Mild elevations may respond to dietary changes, such as avoiding high-potassium foods. This may include vegetables, such as asparagus, avocados, squash, pumpkin, potatoes, and tomatoes and tomato sauce. Fruits to avoid may include bananas, melons, dried fruit, kiwifruit, nectarines, oranges and their juice.

Higher levels may require medicines to restore potassium balance. Doctors can use diuretics that help the kidneys excrete potassium. They can also use potassium binders. These drugs keep the body from absorbing potassium from food, which prevents it from entering the bloodstream. 

Very high potassium levels require emergency medical treatment. This can involve IV (intravenous) medicines to decrease potassium levels and counteract potassium’s effects on the muscles and heart. Dialysis may be necessary if kidney function is very poor or declining.

What are the potential complications of high potassium (hyperkalemia)?

For many people, high potassium is mild and doctors can identify the underlying cause. In these cases, it usually resolves once doctors address the problem.
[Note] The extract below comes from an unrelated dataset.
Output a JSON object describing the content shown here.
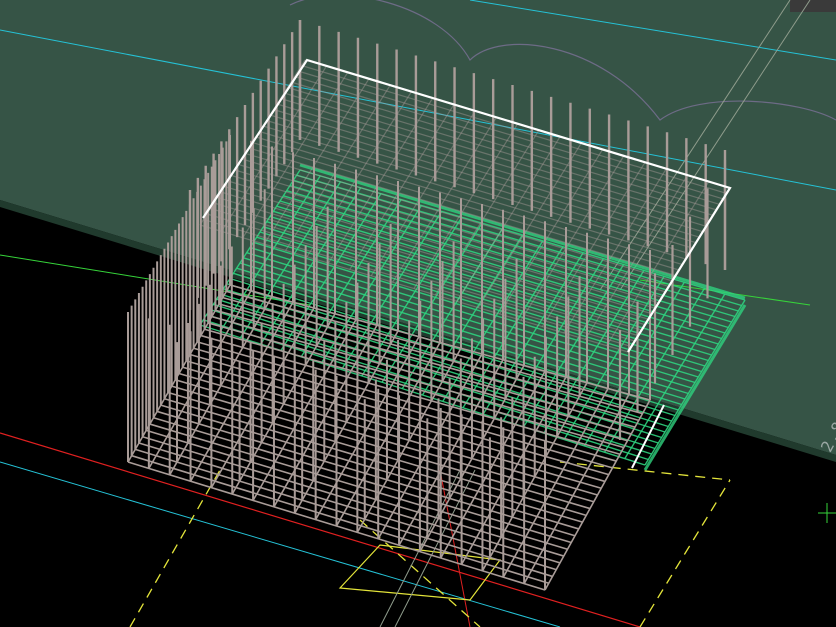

When the cause is ongoing, the problem will likely recur. Severe cases of high potassium can lead to serious complications. This includes heart arrhythmias, heart attack, and cardiac arrest. Any of these are potentially fatal.

Was this helpful?
Medical Reviewer: William C. Lloyd III, MD, FACS
Last Review Date: 2022 Jan 1
View All Symptoms and Conditions Articles
THIS TOOL DOES NOT PROVIDE MEDICAL ADVICE. It is intended for informational purposes only. It is not a substitute for professional medical advice, diagnosis or treatment. Never ignore professional medical advice in seeking treatment because of something you have read on the site. If you think you may have a medical emergency, immediately call your doctor or dial 911.
  1. High Potassium (Hyperkalemia). American Kidney Fund. https://www.kidneyfund.org/kidney-disease/chronic-kidney-disease-ckd/complications/high-potassium-hyperkalemia.html 
  2. High Potassium (Hyperkalemia). Mayo Foundation for Medical Education and Research. https://www.mayoclinic.org/symptoms/hyperkalemia/basics/definition/sym-20050776 
  3. High Potassium Level. MedlinePlus, U.S. National Library of Medicine. https://medlineplus.gov/ency/article/001179.htm 
  4. Hyperkalemia. Merck Manual Professional Version. https://www.merckmanuals.com/professional/endocrine-and-metabolic-disorders/electrolyte-disorders/hyperkalemia 
  5. Hyperkalemia (High Potassium). American Heart Association. https://www.heart.org/en/health-topics/heart-failure/treatment-options-for-heart-failure/hyperkalemia-high-potassium 
  6. What Is Hyperkalemia? National Kidney Foundation. https://www.kidney.org/atoz/content/what-hyperkalemia